Michigan is a no fault state. We’re required by law to carry “PLPD” insurance, not necessary to carry other. When I’ve been in accidents, they’ve all been “the other person totally at fault” (I’ve gotten struck from behind 3 times, twice when I was turning and had signaled my turn, the 3rd time the roads were all ice, I was slowing for the upcoming stop light, he couldn’t even slow down, turn or anything, my car became trunk optional - the front end of his car came all the way through to the back seat).

results: each time MY insurance co fixed my car. I was NOT charged a deductible 'cause the other guy was at fault, MY rates did NOT go up. OTOH, the other drivers in each case were charged the deductible on their insurance and their rates DID go up.
did this info help???

If I’ve read the posts correctly, I think there’s one point that people aren’t appreciating. When you’re in an accident and the other driver’s at fault, yes, your company pays you, but that’s not the end of it. Your insurance company is able to claim that money from the other insurance company, through the principle of subrogation - your insurance company can rely on your loss. That’s why the other driver’s premiums go up, and yours don’t - becuase his insurance company has not only paid covered his loss, but also your loss.

In clear-cut cases, where there’s no doubt about who’s at fault, the insurance companies can just settle it amongst themselves, without ever going to court. Litigation is expensive, and they want to keep their costs down. So you may not ever even know about the settlement they make.

If there is real doubt about fault, you may find that your company sues the other driver, in your name - your insurance policy has a subrogation clause that authorises them to do that.

In a “no-fault” sate, in theory, the premiums s/b 10>20% less (not 50%). But they are not. The insurance co PROFITS are 10>20% higher. If you are a good driver, overall, you insurance “expense” will go UP if no-fault is institued. The ins co keep saying that there will be BIG premium reductions for no-fault, but these have not shown up. For the average driver, there s/b a savings, but not for the good driver.

madatory liab is good if you are a good driver, bad if you are a bad driver- and have something to lose. But if you have no ins, a min wage job, a POS car, no house, etc, then why bother to have ins? It is cheaper to not pay any insurance, then just don’t pay. If there is a big settlement, and they really go after you, go underground or CHPTR 7.

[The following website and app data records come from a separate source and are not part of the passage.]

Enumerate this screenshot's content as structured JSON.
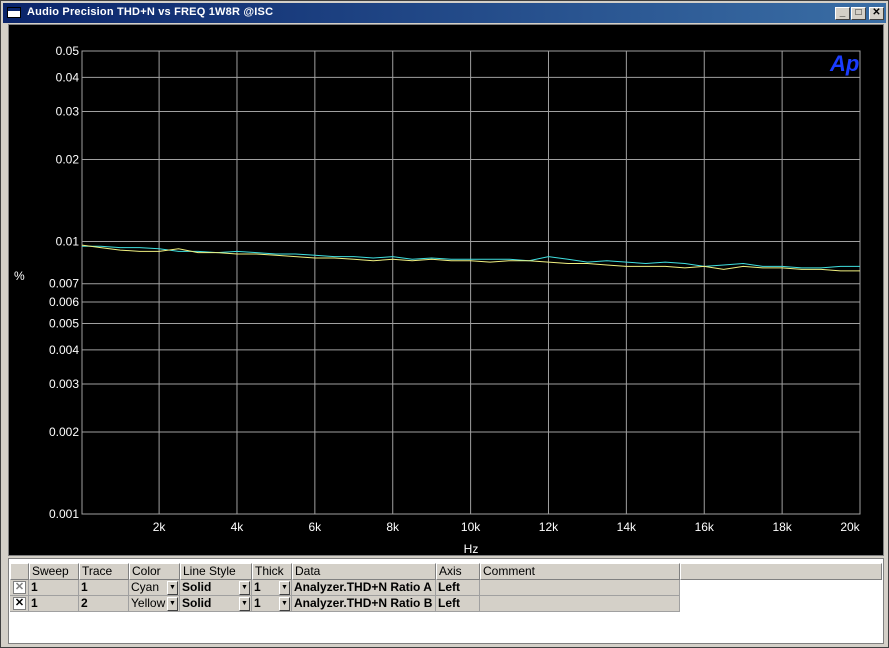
{
  "window": {
    "title": "Audio Precision  THD+N vs FREQ 1W8R @ISC",
    "min_glyph": "_",
    "max_glyph": "□",
    "close_glyph": "✕"
  },
  "logo": "Ap",
  "chart_data": {
    "type": "line",
    "xlabel": "Hz",
    "ylabel": "%",
    "xlim": [
      20,
      20000
    ],
    "ylim": [
      0.001,
      0.05
    ],
    "yscale": "log",
    "grid": true,
    "x_ticks": [
      {
        "v": 2000,
        "label": "2k"
      },
      {
        "v": 4000,
        "label": "4k"
      },
      {
        "v": 6000,
        "label": "6k"
      },
      {
        "v": 8000,
        "label": "8k"
      },
      {
        "v": 10000,
        "label": "10k"
      },
      {
        "v": 12000,
        "label": "12k"
      },
      {
        "v": 14000,
        "label": "14k"
      },
      {
        "v": 16000,
        "label": "16k"
      },
      {
        "v": 18000,
        "label": "18k"
      },
      {
        "v": 20000,
        "label": "20k"
      }
    ],
    "y_ticks": [
      {
        "v": 0.05,
        "label": "0.05"
      },
      {
        "v": 0.04,
        "label": "0.04"
      },
      {
        "v": 0.03,
        "label": "0.03"
      },
      {
        "v": 0.02,
        "label": "0.02"
      },
      {
        "v": 0.01,
        "label": "0.01"
      },
      {
        "v": 0.007,
        "label": "0.007"
      },
      {
        "v": 0.006,
        "label": "0.006"
      },
      {
        "v": 0.005,
        "label": "0.005"
      },
      {
        "v": 0.004,
        "label": "0.004"
      },
      {
        "v": 0.003,
        "label": "0.003"
      },
      {
        "v": 0.002,
        "label": "0.002"
      },
      {
        "v": 0.001,
        "label": "0.001"
      }
    ],
    "series": [
      {
        "color": "#40e0e0",
        "x": [
          20,
          500,
          1000,
          1500,
          2000,
          2500,
          3000,
          3500,
          4000,
          4500,
          5000,
          5500,
          6000,
          6500,
          7000,
          7500,
          8000,
          8500,
          9000,
          9500,
          10000,
          10500,
          11000,
          11500,
          12000,
          12500,
          13000,
          13500,
          14000,
          14500,
          15000,
          15500,
          16000,
          16500,
          17000,
          17500,
          18000,
          18500,
          19000,
          19500,
          20000
        ],
        "y": [
          0.0096,
          0.0096,
          0.0095,
          0.0095,
          0.0094,
          0.0092,
          0.0092,
          0.0091,
          0.0092,
          0.0091,
          0.009,
          0.009,
          0.0089,
          0.0088,
          0.0088,
          0.0087,
          0.0088,
          0.0086,
          0.0087,
          0.0086,
          0.0086,
          0.0086,
          0.0086,
          0.0085,
          0.0088,
          0.0086,
          0.0084,
          0.0085,
          0.0084,
          0.0083,
          0.0084,
          0.0083,
          0.0081,
          0.0082,
          0.0083,
          0.0081,
          0.0081,
          0.008,
          0.008,
          0.0081,
          0.0081
        ]
      },
      {
        "color": "#f0f080",
        "x": [
          20,
          500,
          1000,
          1500,
          2000,
          2500,
          3000,
          3500,
          4000,
          4500,
          5000,
          5500,
          6000,
          6500,
          7000,
          7500,
          8000,
          8500,
          9000,
          9500,
          10000,
          10500,
          11000,
          11500,
          12000,
          12500,
          13000,
          13500,
          14000,
          14500,
          15000,
          15500,
          16000,
          16500,
          17000,
          17500,
          18000,
          18500,
          19000,
          19500,
          20000
        ],
        "y": [
          0.0097,
          0.0095,
          0.0093,
          0.0092,
          0.0092,
          0.0094,
          0.0091,
          0.0091,
          0.009,
          0.009,
          0.0089,
          0.0088,
          0.0087,
          0.0087,
          0.0086,
          0.0085,
          0.0086,
          0.0085,
          0.0086,
          0.0085,
          0.0085,
          0.0084,
          0.0085,
          0.0085,
          0.0084,
          0.0083,
          0.0083,
          0.0082,
          0.0081,
          0.0081,
          0.0081,
          0.008,
          0.0081,
          0.0079,
          0.0081,
          0.008,
          0.008,
          0.0079,
          0.0079,
          0.0078,
          0.0078
        ]
      }
    ]
  },
  "table": {
    "columns": [
      "Sweep",
      "Trace",
      "Color",
      "Line Style",
      "Thick",
      "Data",
      "Axis",
      "Comment"
    ],
    "rows": [
      {
        "checked": "✕",
        "sweep": "1",
        "trace": "1",
        "color": "Cyan",
        "line_style": "Solid",
        "thick": "1",
        "data": "Analyzer.THD+N Ratio A",
        "axis": "Left",
        "comment": ""
      },
      {
        "checked": "✕",
        "sweep": "1",
        "trace": "2",
        "color": "Yellow",
        "line_style": "Solid",
        "thick": "1",
        "data": "Analyzer.THD+N Ratio B",
        "axis": "Left",
        "comment": ""
      }
    ],
    "dropdown_glyph": "▼"
  }
}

California has mandatory liability insurance. You must show proof of insurance to register your vehicle and be able to present proof whenevr you’re pulled over by the cops. It’s a $500 fine to be driving without it.

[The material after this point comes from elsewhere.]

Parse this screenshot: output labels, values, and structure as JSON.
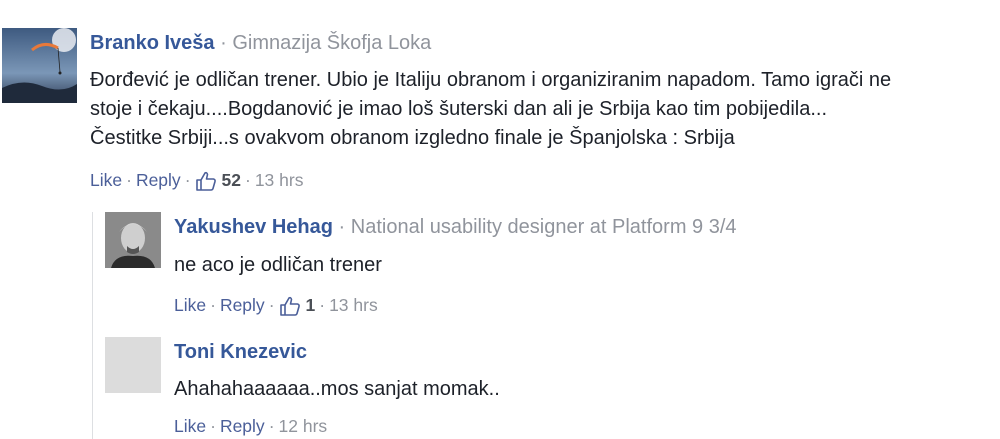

To comply with the law (I wish I had my policy here) you only need basic liability. The minimum coverage provides for 16k in damage. I’m not sure about injury.

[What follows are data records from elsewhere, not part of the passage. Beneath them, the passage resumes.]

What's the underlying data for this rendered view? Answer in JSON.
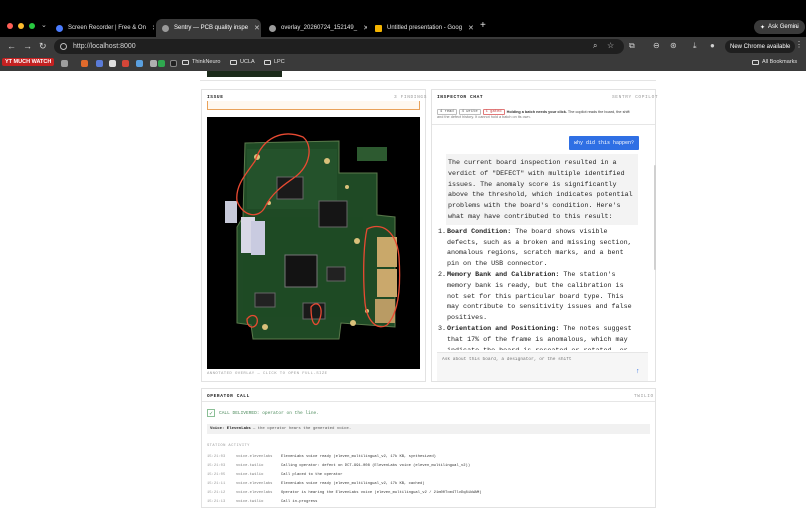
{
  "browser": {
    "tabs": [
      {
        "label": "Screen Recorder | Free & On"
      },
      {
        "label": "Sentry — PCB quality inspe"
      },
      {
        "label": "overlay_20260724_152149_"
      },
      {
        "label": "Untitled presentation - Goog"
      }
    ],
    "ask_gemini": "Ask Gemini",
    "url": "http://localhost:8000",
    "new_chrome": "New Chrome available",
    "bookmarks": {
      "ytwatch": "YT MUCH WATCH",
      "thinkneuro": "ThinkNeuro",
      "ucla": "UCLA",
      "lpc": "LPC",
      "all": "All Bookmarks"
    }
  },
  "issue": {
    "title": "ISSUE",
    "findings": "3 FINDINGS",
    "caption": "ANNOTATED OVERLAY — CLICK TO OPEN FULL-SIZE"
  },
  "chat": {
    "title": "INSPECTOR CHAT",
    "subtitle": "SENTRY COPILOT",
    "chip_read": "4 read",
    "chip_write": "4 write",
    "chip_gated": "1 gated",
    "note_bold": "Holding a batch needs your click.",
    "note_rest": "The copilot reads the board, the shift",
    "note_line2": "and the defect history. It cannot hold a batch on its own.",
    "user_message": "why did this happen?",
    "intro": "The current board inspection resulted in a verdict of \"DEFECT\" with multiple identified issues. The anomaly score is significantly above the threshold, which indicates potential problems with the board's condition. Here's what may have contributed to this result:",
    "items": [
      {
        "num": "1.",
        "title": "Board Condition:",
        "text": "The board shows visible defects, such as a broken and missing section, anomalous regions, scratch marks, and a bent pin on the USB connector."
      },
      {
        "num": "2.",
        "title": "Memory Bank and Calibration:",
        "text": "The station's memory bank is ready, but the calibration is not set for this particular board type. This may contribute to sensitivity issues and false positives."
      },
      {
        "num": "3.",
        "title": "Orientation and Positioning:",
        "text": "The notes suggest that 17% of the frame is anomalous, which may indicate the board is reseated or rotated, or"
      }
    ],
    "input_placeholder": "Ask about this board, a designator, or the shift"
  },
  "operator": {
    "title": "OPERATOR CALL",
    "meta": "TWILIO",
    "delivered": "CALL DELIVERED: operator on the line.",
    "voice_label": "Voice: ElevenLabs",
    "voice_rest": "— the operator hears the generated voice.",
    "activity_label": "STATION ACTIVITY",
    "activity": [
      {
        "time": "15:21:03",
        "source": "voice.elevenlabs",
        "message": "ElevenLabs voice ready (eleven_multilingual_v2, 17k KB, synthesized)"
      },
      {
        "time": "15:21:03",
        "source": "voice.twilio",
        "message": "Calling operator: defect on DCT-991-008 (ElevenLabs voice (eleven_multilingual_v2))"
      },
      {
        "time": "15:21:05",
        "source": "voice.twilio",
        "message": "Call placed to the operator"
      },
      {
        "time": "15:21:11",
        "source": "voice.elevenlabs",
        "message": "ElevenLabs voice ready (eleven_multilingual_v2, 17k KB, cached)"
      },
      {
        "time": "15:21:12",
        "source": "voice.elevenlabs",
        "message": "Operator is hearing the ElevenLabs voice (eleven_multilingual_v2 / 21m00Tcm4TlvDq8ikWAM)"
      },
      {
        "time": "15:21:13",
        "source": "voice.twilio",
        "message": "Call in-progress"
      }
    ]
  }
}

Now for 64 dollar question. When the mandatory law went into effect, did liablity insurance prices go up or down? Thats right, they went up considerably. And (in the first couple of years) a lot of out of state companies sold policies that complied with the law, but were in fact worthless. (you could not get them to pay a claim)

That is why I am opposed to mandatory insurance.

I don’t speak fluent “insurancese”, and try to keep my contacts with my agent to a minimum, so that info was helpful to me, and not painful (anytime I ask a question of my agent, he tries to sell me something else…)

      • I understand the main fraud concern of insurance comapnies now is “staged” accidents; driver A arranges for driver B (in another vehicle) to cut him off, resulting in his getting rear-ended by driver C, and driver A gets (big) settlement from driver C’s insurance company. Usually commercial vehicles are the “targets” as in most states they are required to maintain liability, and do so. I’d think that only being able to sue your own insurance company would kill this sort of scam right off, except for the idiot few who would keep doing it and go to jail. You wouldn’t be able to defraud other people’s insurance companies, only your own -who would catch on pretty damn quick. As it is it’s difficult for any one insurance company to correlate multiple identical accidents with any single person who doesn’t have a job and somehow manages to maintain a vehicle and get rear-ended a few times a year. - MC